*Requirement:*
Among the entries that follow, tally the lines with the string "Order". Give no more than the number.

Excerpts from an interface dataset
=== Section Start ===

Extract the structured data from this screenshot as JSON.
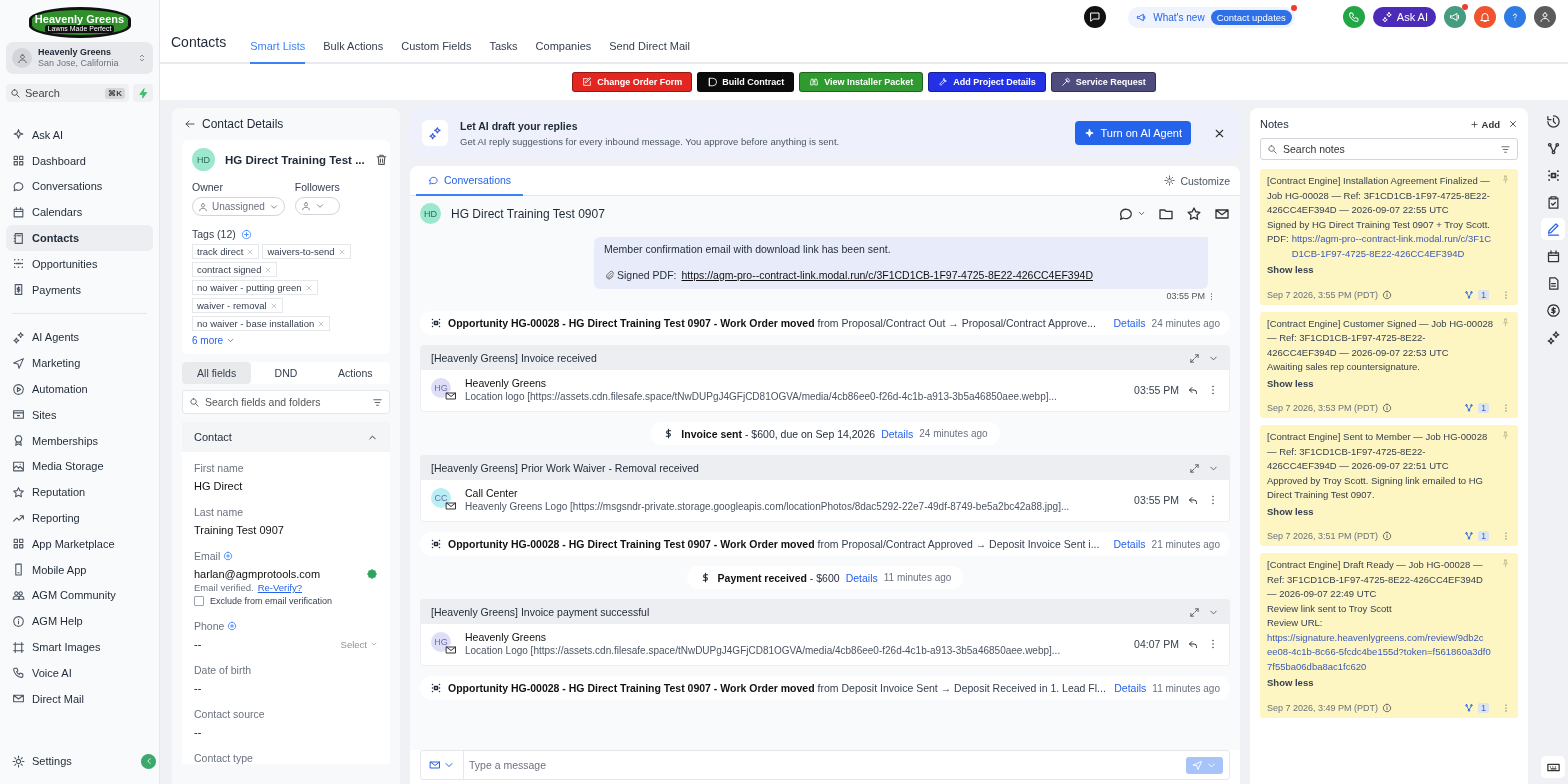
{
  "logo": {
    "name": "Heavenly Greens",
    "tagline": "Lawns Made Perfect"
  },
  "account": {
    "name": "Heavenly Greens",
    "location": "San Jose, California"
  },
  "sidebar_search": {
    "placeholder": "Search",
    "shortcut": "⌘K"
  },
  "nav_groups": [
    [
      {
        "label": "Ask AI",
        "selected": false
      },
      {
        "label": "Dashboard",
        "selected": false
      },
      {
        "label": "Conversations",
        "selected": false
      },
      {
        "label": "Calendars",
        "selected": false
      },
      {
        "label": "Contacts",
        "selected": true
      },
      {
        "label": "Opportunities",
        "selected": false
      },
      {
        "label": "Payments",
        "selected": false
      }
    ],
    [
      {
        "label": "AI Agents",
        "selected": false
      },
      {
        "label": "Marketing",
        "selected": false
      },
      {
        "label": "Automation",
        "selected": false
      },
      {
        "label": "Sites",
        "selected": false
      },
      {
        "label": "Memberships",
        "selected": false
      },
      {
        "label": "Media Storage",
        "selected": false
      },
      {
        "label": "Reputation",
        "selected": false
      },
      {
        "label": "Reporting",
        "selected": false
      },
      {
        "label": "App Marketplace",
        "selected": false
      },
      {
        "label": "Mobile App",
        "selected": false
      },
      {
        "label": "AGM Community",
        "selected": false
      },
      {
        "label": "AGM Help",
        "selected": false
      },
      {
        "label": "Smart Images",
        "selected": false
      },
      {
        "label": "Voice AI",
        "selected": false
      },
      {
        "label": "Direct Mail",
        "selected": false
      }
    ]
  ],
  "settings": {
    "label": "Settings",
    "selected": false
  },
  "header": {
    "title": "Contacts",
    "tabs": [
      {
        "label": "Smart Lists",
        "selected": true
      },
      {
        "label": "Bulk Actions",
        "selected": false
      },
      {
        "label": "Custom Fields",
        "selected": false
      },
      {
        "label": "Tasks",
        "selected": false
      },
      {
        "label": "Companies",
        "selected": false
      },
      {
        "label": "Send Direct Mail",
        "selected": false
      }
    ],
    "whats_new": {
      "label": "What's new",
      "badge": "Contact updates",
      "notification": true
    },
    "ask_ai": "Ask AI",
    "announcements": {
      "notification": true
    }
  },
  "action_buttons": [
    {
      "label": "Change Order Form",
      "color": "#e3261f"
    },
    {
      "label": "Build Contract",
      "color": "#0b0b0b"
    },
    {
      "label": "View Installer Packet",
      "color": "#2f9a2f"
    },
    {
      "label": "Add Project Details",
      "color": "#2231e6"
    },
    {
      "label": "Service Request",
      "color": "#4d4c7d"
    }
  ],
  "contact": {
    "back_title": "Contact Details",
    "initials": "HD",
    "name": "HG Direct Training Test ...",
    "owner_label": "Owner",
    "owner_value": "Unassigned",
    "followers_label": "Followers",
    "tags_label": "Tags (12)",
    "tags": [
      "track direct",
      "waivers-to-send",
      "contract signed",
      "no waiver - putting green",
      "waiver - removal",
      "no waiver - base installation"
    ],
    "more": "6 more",
    "tabs": [
      {
        "label": "All fields",
        "selected": true
      },
      {
        "label": "DND",
        "selected": false
      },
      {
        "label": "Actions",
        "selected": false
      }
    ],
    "search_placeholder": "Search fields and folders",
    "section": {
      "title": "Contact",
      "expanded": true
    },
    "fields": [
      {
        "kind": "text",
        "label": "First name",
        "value": "HG Direct"
      },
      {
        "kind": "text",
        "label": "Last name",
        "value": "Training Test 0907"
      },
      {
        "kind": "email",
        "label": "Email",
        "value": "harlan@agmprotools.com",
        "verified": true,
        "status": "Email verified.",
        "action": "Re-Verify?",
        "exclude_label": "Exclude from email verification",
        "exclude_checked": false
      },
      {
        "kind": "phone",
        "label": "Phone",
        "value": "--",
        "select": "Select"
      },
      {
        "kind": "text",
        "label": "Date of birth",
        "value": "--"
      },
      {
        "kind": "text",
        "label": "Contact source",
        "value": "--"
      },
      {
        "kind": "label_only",
        "label": "Contact type"
      }
    ]
  },
  "ai_banner": {
    "title": "Let AI draft your replies",
    "text": "Get AI reply suggestions for every inbound message. You approve before anything is sent.",
    "button": "Turn on AI Agent"
  },
  "conversation": {
    "tabs": [
      {
        "label": "Conversations",
        "selected": true
      }
    ],
    "customize": "Customize",
    "initials": "HD",
    "name": "HG Direct Training Test 0907",
    "items": [
      {
        "kind": "bubble",
        "lines": [
          "Member confirmation email with download link has been sent."
        ],
        "attachment_label": "Signed PDF:",
        "link": "https://agm-pro--contract-link.modal.run/c/3F1CD1CB-1F97-4725-8E22-426CC4EF394D",
        "time": "03:55 PM"
      },
      {
        "kind": "activity",
        "text": "**Opportunity HG-00028 - HG Direct Training Test 0907 - Work Order moved** from Proposal/Contract Out → Proposal/Contract Approve...",
        "link": "Details",
        "ago": "24 minutes ago"
      },
      {
        "kind": "thread",
        "subject": "[Heavenly Greens] Invoice received",
        "initials": "HG",
        "color": "#dedff7",
        "sender": "Heavenly Greens",
        "snippet": "Location logo [https://assets.cdn.filesafe.space/tNwDUPgJ4GFjCD81OGVA/media/4cb86ee0-f26d-4c1b-a913-3b5a46850aee.webp]...",
        "time": "03:55 PM"
      },
      {
        "kind": "pill",
        "text": "**Invoice sent** - $600, due on Sep 14,2026",
        "link": "Details",
        "ago": "24 minutes ago"
      },
      {
        "kind": "thread",
        "subject": "[Heavenly Greens] Prior Work Waiver - Removal received",
        "initials": "CC",
        "color": "#b9eef5",
        "sender": "Call Center",
        "snippet": "Heavenly Greens Logo [https://msgsndr-private.storage.googleapis.com/locationPhotos/8dac5292-22e7-49df-8749-be5a2bc42a88.jpg]...",
        "time": "03:55 PM"
      },
      {
        "kind": "activity",
        "text": "**Opportunity HG-00028 - HG Direct Training Test 0907 - Work Order moved** from Proposal/Contract Approved → Deposit Invoice Sent i...",
        "link": "Details",
        "ago": "21 minutes ago"
      },
      {
        "kind": "pill",
        "text": "**Payment received** - $600",
        "link": "Details",
        "ago": "11 minutes ago"
      },
      {
        "kind": "thread",
        "subject": "[Heavenly Greens] Invoice payment successful",
        "initials": "HG",
        "color": "#dedff7",
        "sender": "Heavenly Greens",
        "snippet": "Location Logo [https://assets.cdn.filesafe.space/tNwDUPgJ4GFjCD81OGVA/media/4cb86ee0-f26d-4c1b-a913-3b5a46850aee.webp]...",
        "time": "04:07 PM"
      },
      {
        "kind": "activity",
        "text": "**Opportunity HG-00028 - HG Direct Training Test 0907 - Work Order moved** from Deposit Invoice Sent → Deposit Received in 1. Lead Fl...",
        "link": "Details",
        "ago": "11 minutes ago"
      }
    ],
    "composer": {
      "placeholder": "Type a message"
    }
  },
  "notes": {
    "title": "Notes",
    "add": "Add",
    "search_placeholder": "Search notes",
    "items": [
      {
        "lines": [
          "[Contract Engine] Installation Agreement Finalized — Job HG-00028 — Ref: 3F1CD1CB-1F97-4725-8E22-426CC4EF394D — 2026-09-07 22:55 UTC",
          "Signed by HG Direct Training Test 0907 + Troy Scott."
        ],
        "link_prefix": "PDF:",
        "link_lines": [
          "https://agm-pro--contract-link.modal.run/c/3F1CD1CB-1F97-4725-8E22-426CC4EF394D"
        ],
        "toggle": "Show less",
        "date": "Sep 7 2026, 3:55 PM (PDT)",
        "count": "1"
      },
      {
        "lines": [
          "[Contract Engine] Customer Signed — Job HG-00028 — Ref: 3F1CD1CB-1F97-4725-8E22-426CC4EF394D — 2026-09-07 22:53 UTC",
          "Awaiting sales rep countersignature."
        ],
        "toggle": "Show less",
        "date": "Sep 7 2026, 3:53 PM (PDT)",
        "count": "1"
      },
      {
        "lines": [
          "[Contract Engine] Sent to Member — Job HG-00028 — Ref: 3F1CD1CB-1F97-4725-8E22-426CC4EF394D — 2026-09-07 22:51 UTC",
          "Approved by Troy Scott. Signing link emailed to HG Direct Training Test 0907."
        ],
        "toggle": "Show less",
        "date": "Sep 7 2026, 3:51 PM (PDT)",
        "count": "1"
      },
      {
        "lines": [
          "[Contract Engine] Draft Ready — Job HG-00028 — Ref: 3F1CD1CB-1F97-4725-8E22-426CC4EF394D — 2026-09-07 22:49 UTC",
          "Review link sent to Troy Scott",
          "Review URL:"
        ],
        "link_lines": [
          "https://signature.heavenlygreens.com/review/9db2c",
          "ee08-4c1b-8c66-5fcdc4be155d?token=f561860a3df07f55ba06dba8ac1fc620"
        ],
        "toggle": "Show less",
        "date": "Sep 7 2026, 3:49 PM (PDT)",
        "count": "1"
      }
    ]
  },
  "rail": [
    {
      "selected": false
    },
    {
      "selected": false
    },
    {
      "selected": false
    },
    {
      "selected": false
    },
    {
      "selected": true
    },
    {
      "selected": false
    },
    {
      "selected": false
    },
    {
      "selected": false
    },
    {
      "selected": false
    }
  ]
}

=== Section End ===

*Result:*
4